- Misleading consumers about the impact of PACE on refinancing: In many cases, the complaint alleges, Ygrene or its suppliers told consumers that the PACE lien would not interfere with their ability to refinance their homes. As with home sales, many lenders will not approve new financing until the PACE lien is removed.
- Trapping consumers with PACE liens without clear consent: In many cases, Ygrene relies on an electronic signature system for its financial agreements with consumers. In some of these cases, the complaint alleges that the sales practices of Ygrene’s suppliers prevented consumers from meaningfully reviewing or consenting to key PACE lien information. Suppliers have expedited consumers by electronically signing the financing agreement, which is in small print and is often presented to the consumer on a mobile phone or pocket tablet – in many cases owned by the supplier – with a small screen that makes it difficult to navigate and understand the agreement. In other cases, the contractor forged the consumer’s signature by electronically signing the contract without the consumer’s permission. The complaint states that even in some cases, after Ygrene received an electronic signature and called on the consumer to explain the terms of the contract, the company did not ensure that it spoke with the consumer or that the consumer gave clear consent to the lien.
Ygrene agreed to a proposed injunction with the FTC and California that would require it to stop violating the FTC Act and California’s unfair competition and false advertising laws. The injunction would require Ygrene to:
- Stop misleading consumers: The regulation would require Ygrene to stop misleading consumers about the transferability of the PACE financing obligation to a new owner in the event of a sale, the impact of the PACE financing on the sale or refinancing of the home, or whether the home will be used as collateral in the PACE financing.

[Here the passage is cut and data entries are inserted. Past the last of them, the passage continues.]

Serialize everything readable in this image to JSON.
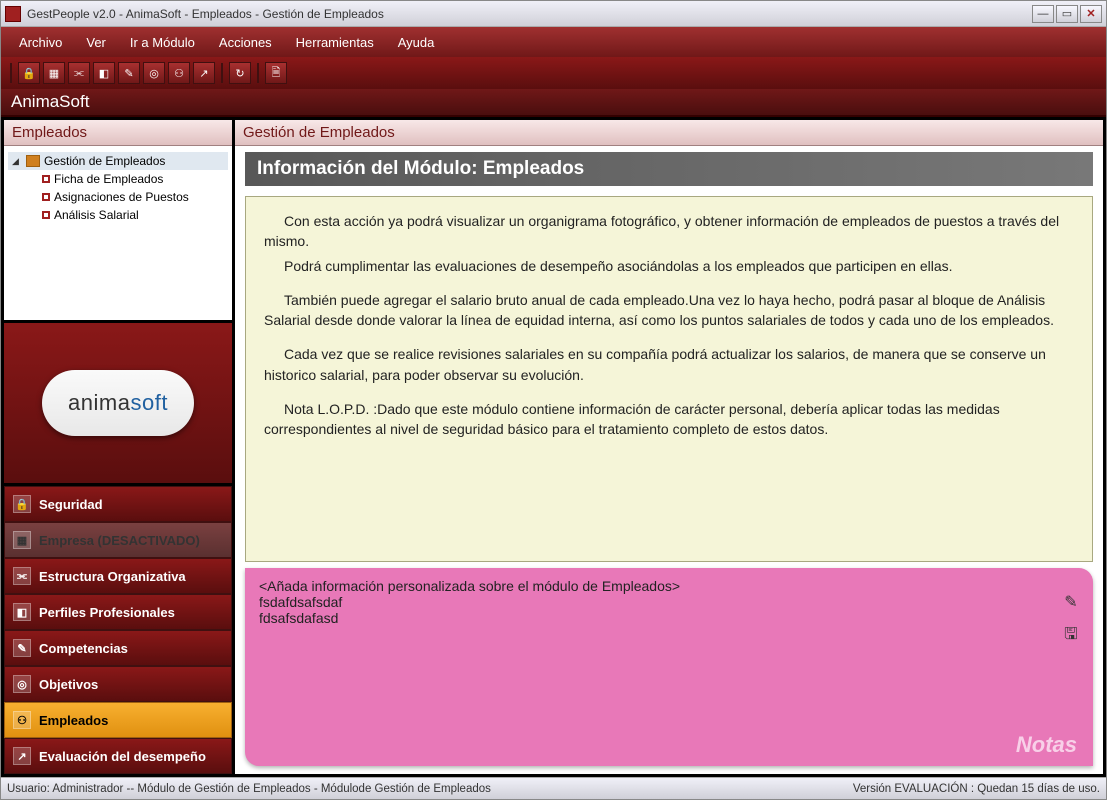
{
  "window": {
    "title": "GestPeople v2.0 - AnimaSoft - Empleados - Gestión de Empleados"
  },
  "menu": {
    "items": [
      "Archivo",
      "Ver",
      "Ir a Módulo",
      "Acciones",
      "Herramientas",
      "Ayuda"
    ]
  },
  "app_header": "AnimaSoft",
  "sidebar": {
    "panel_title": "Empleados",
    "tree": {
      "root": "Gestión de Empleados",
      "children": [
        "Ficha de Empleados",
        "Asignaciones de Puestos",
        "Análisis Salarial"
      ]
    },
    "logo_text_pre": "anima",
    "logo_text_accent": "soft",
    "nav": [
      {
        "label": "Seguridad",
        "state": "normal"
      },
      {
        "label": "Empresa (DESACTIVADO)",
        "state": "disabled"
      },
      {
        "label": "Estructura Organizativa",
        "state": "normal"
      },
      {
        "label": "Perfiles Profesionales",
        "state": "normal"
      },
      {
        "label": "Competencias",
        "state": "normal"
      },
      {
        "label": "Objetivos",
        "state": "normal"
      },
      {
        "label": "Empleados",
        "state": "active"
      },
      {
        "label": "Evaluación del desempeño",
        "state": "normal"
      }
    ]
  },
  "content": {
    "header": "Gestión de Empleados",
    "module_title": "Información del Módulo:  Empleados",
    "info_paragraphs": [
      "Con esta acción ya podrá visualizar un organigrama fotográfico, y obtener información de empleados de puestos a través del mismo.",
      "Podrá cumplimentar las evaluaciones de desempeño asociándolas a los empleados que participen en ellas.",
      "También puede agregar el salario bruto anual de cada empleado.Una vez lo haya hecho, podrá pasar al bloque de Análisis Salarial desde donde valorar la línea de equidad interna, así como los puntos salariales de todos y cada uno de los empleados.",
      "Cada vez que se realice revisiones salariales en su compañía podrá actualizar los salarios, de manera que se conserve un historico salarial, para poder observar su evolución.",
      "Nota L.O.P.D. :Dado que este módulo contiene información de carácter personal, debería aplicar todas las medidas correspondientes al nivel de seguridad básico para el tratamiento completo de estos datos."
    ],
    "notes": {
      "lines": [
        "<Añada información personalizada sobre el módulo de Empleados>",
        "fsdafdsafsdaf",
        "fdsafsdafasd"
      ],
      "label": "Notas"
    }
  },
  "status": {
    "left": "Usuario: Administrador -- Módulo de Gestión de Empleados  -  Módulode Gestión de Empleados",
    "right": "Versión EVALUACIÓN : Quedan 15 días de uso."
  }
}
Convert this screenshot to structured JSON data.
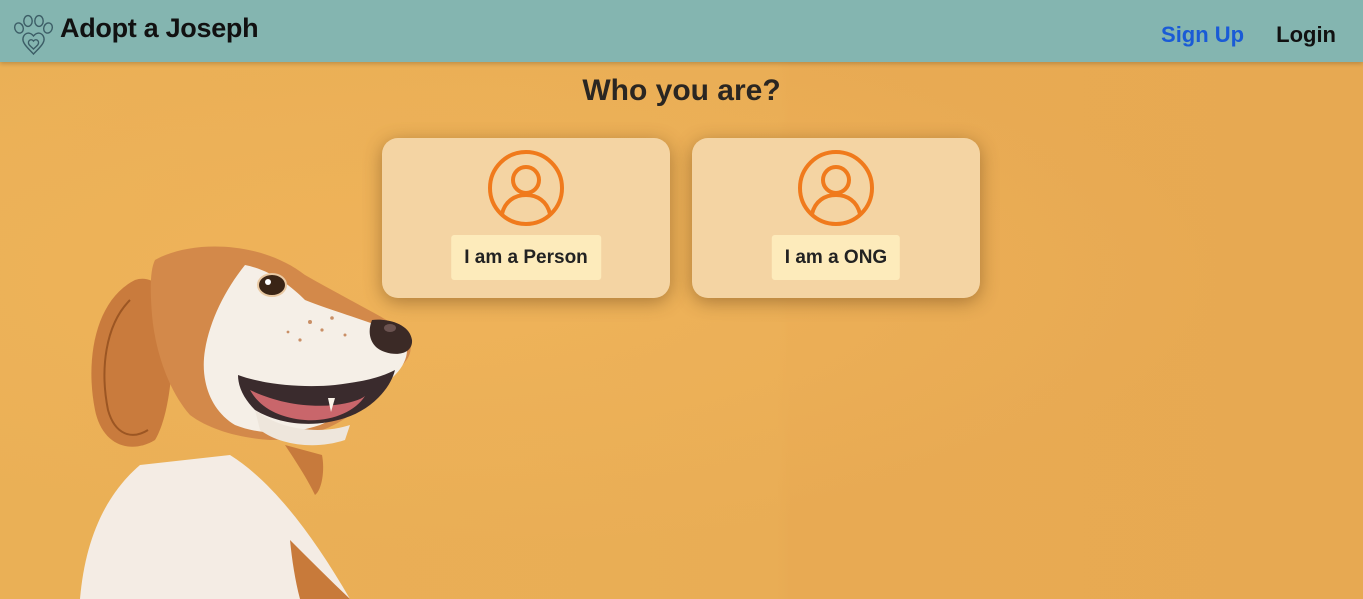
{
  "navbar": {
    "brand_name": "Adopt a Joseph",
    "brand_icon": "paw-heart-icon",
    "links": {
      "signup": "Sign Up",
      "login": "Login"
    }
  },
  "main": {
    "title": "Who you are?",
    "options": [
      {
        "label": "I am a Person",
        "icon": "user-circle-icon"
      },
      {
        "label": "I am a ONG",
        "icon": "user-circle-icon"
      }
    ]
  },
  "colors": {
    "navbar_bg": "#84b5b0",
    "page_bg": "#e8ab52",
    "card_bg": "#f4d4a3",
    "button_bg": "#fdebbb",
    "icon_accent": "#f07a1c",
    "signup_link": "#1a5bd6"
  }
}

- Keep a close eye on suppliers: Ygrene would have to create a program to closely monitor the actions of suppliers who sell its financial products to ensure that they do not mislead consumers and forge consumer signatures on financial agreements. The regulation would also require Ygrene to investigate and act on consumer complaints against its suppliers.
- Make sure the consumer’s consent is properly obtained: The order would require Ygrene to obtain the consumer’s express informed consent before the consumer’s property is used as collateral to secure PACE financing.
- Carry out a lien release process or provide compensation to consumers: The regulation would require Ygrene to send a survey to consumers with outstanding liens to determine whether the consumer personally signed the financial documents or authorized someone else to sign them. Responses to the Ygrene survey and documentation may be reviewed by the Settlement Administrator. The regulation would require Ygrene to establish a $3 million fund that could be used to release liens placed on consumers’ homes without their consent. If the cost of releasing the liens is less than $3 million, the order would require Ygrene to provide the remaining funds to the FTC to be used to remedy consumers harmed by the practices alleged in the complaint.
The commission voted to authorize the employees to file a grievance and set the final tally 4-0. The FTC filed the complaint and final order/injunction in the U.S. District Court for the Central District of California.
NOTE: The Commission files a complaint when it has “reason to believe” that the named defendants are violating or are about to violate the law and it appears to the Commission that the proceeding is in the public interest. Stipulated final writs/orders have the force of law when approved and signed by a district court judge.